nonmetallic minerals
minerals that are mined to be used in their natural state, nothing is extracted (ex; calcium carbonate, sand)
mineral deposit
an area in which a particular mineral in concentrated
ore
rock deposit that contains high enough concentrations of a mineral to make it economical to be mined
acid mine drainage
water that drains from mining areas (mostly coal and metal mines) that is highly acidic, damaging ecosystems
gangue
waste material produced from mining (scrap rock)
tailings
piles of waste materials produced from mining
mitigation
process that identifies actions to avoid, lessen, or compensate for anticipated adverse envrionmental impacts
restoration
process of returning damaged ecosystems to ones that are functional, sustainable, and more natural
intangibles
values of natural ecosystems that are not easily quantified into dollars (ex: aesthetic value, spiritual value)
marginal costs
the cost of reducing pollution by one additional unit of pollution. Pollution is only reduced to the point where maginal cost = marginal benefit
marginal benefits
the benefits of reducing pollution by one more unit of pollution
externalities
an indirect cost in the production of a product that is not priced into the cost of the product (ex: air pollution health effects from burning trash)
cost-benefit analysis
process of weighing the expense of taking a particular environmental action (reducing pollution) to the positive outcomes of taking that action.
Tragedy of the Commons
when a free-access resource in over exploited because each user of the resource wants to maximize personal use without regard for other users.
Gross National Product (GNP)

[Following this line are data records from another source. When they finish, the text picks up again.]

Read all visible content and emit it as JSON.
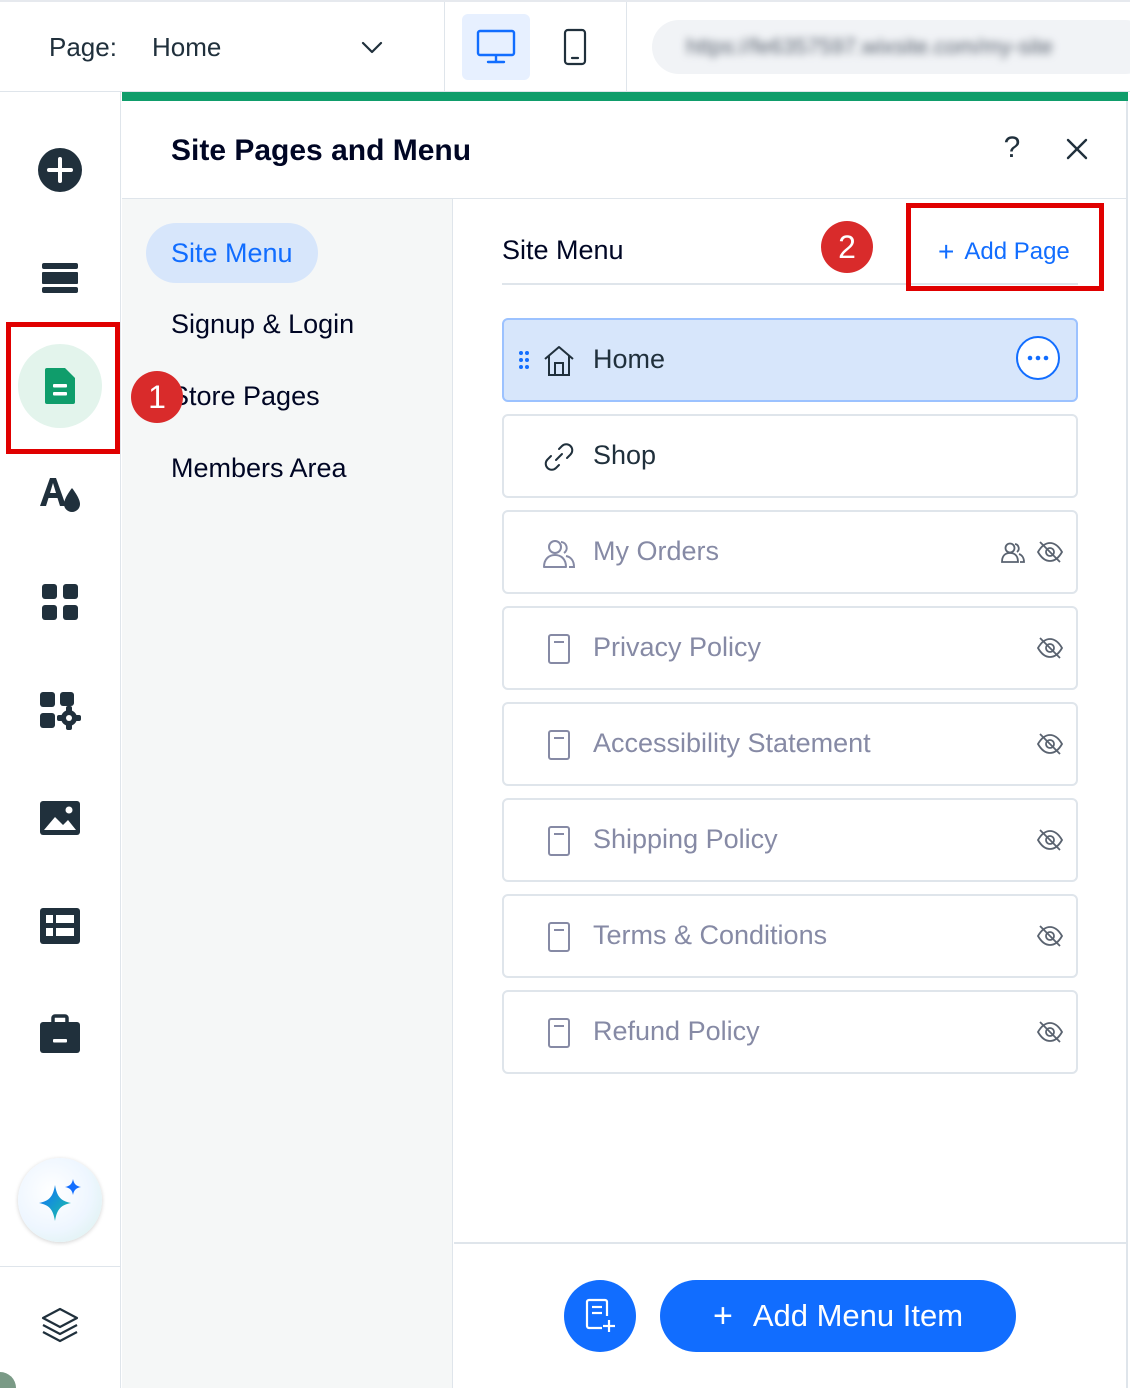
{
  "topbar": {
    "page_label": "Page:",
    "page_value": "Home",
    "url_text": "https://fe6357597.wixsite.com/my-site"
  },
  "rail": {
    "items": [
      "add-elements",
      "sections",
      "pages",
      "site-design",
      "apps",
      "add-apps",
      "media",
      "cms",
      "business"
    ],
    "active": "pages"
  },
  "panel": {
    "title": "Site Pages and Menu",
    "help_label": "?",
    "categories": [
      {
        "label": "Site Menu",
        "active": true
      },
      {
        "label": "Signup & Login",
        "active": false
      },
      {
        "label": "Store Pages",
        "active": false
      },
      {
        "label": "Members Area",
        "active": false
      }
    ],
    "list_title": "Site Menu",
    "add_page_label": "Add Page",
    "pages": [
      {
        "label": "Home",
        "icon": "home-icon",
        "selected": true,
        "hidden": false,
        "members_only": false
      },
      {
        "label": "Shop",
        "icon": "link-icon",
        "selected": false,
        "hidden": false,
        "members_only": false
      },
      {
        "label": "My Orders",
        "icon": "members-icon",
        "selected": false,
        "hidden": true,
        "members_only": true
      },
      {
        "label": "Privacy Policy",
        "icon": "page-icon",
        "selected": false,
        "hidden": true,
        "members_only": false
      },
      {
        "label": "Accessibility Statement",
        "icon": "page-icon",
        "selected": false,
        "hidden": true,
        "members_only": false
      },
      {
        "label": "Shipping Policy",
        "icon": "page-icon",
        "selected": false,
        "hidden": true,
        "members_only": false
      },
      {
        "label": "Terms & Conditions",
        "icon": "page-icon",
        "selected": false,
        "hidden": true,
        "members_only": false
      },
      {
        "label": "Refund Policy",
        "icon": "page-icon",
        "selected": false,
        "hidden": true,
        "members_only": false
      }
    ],
    "add_menu_item_label": "Add Menu Item"
  },
  "annotations": {
    "badge_1": "1",
    "badge_2": "2"
  },
  "colors": {
    "accent_blue": "#116dff",
    "accent_green": "#0f9d6b",
    "annotation_red": "#e00000"
  }
}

the total of all the goods and services produced within a country in a given year.
Full-Cost Pricing
when both the direct and external costs are included in a product
ecosystem services
benefits to humans that functional, healthy natural areas provide. Examples include bee pollination of crops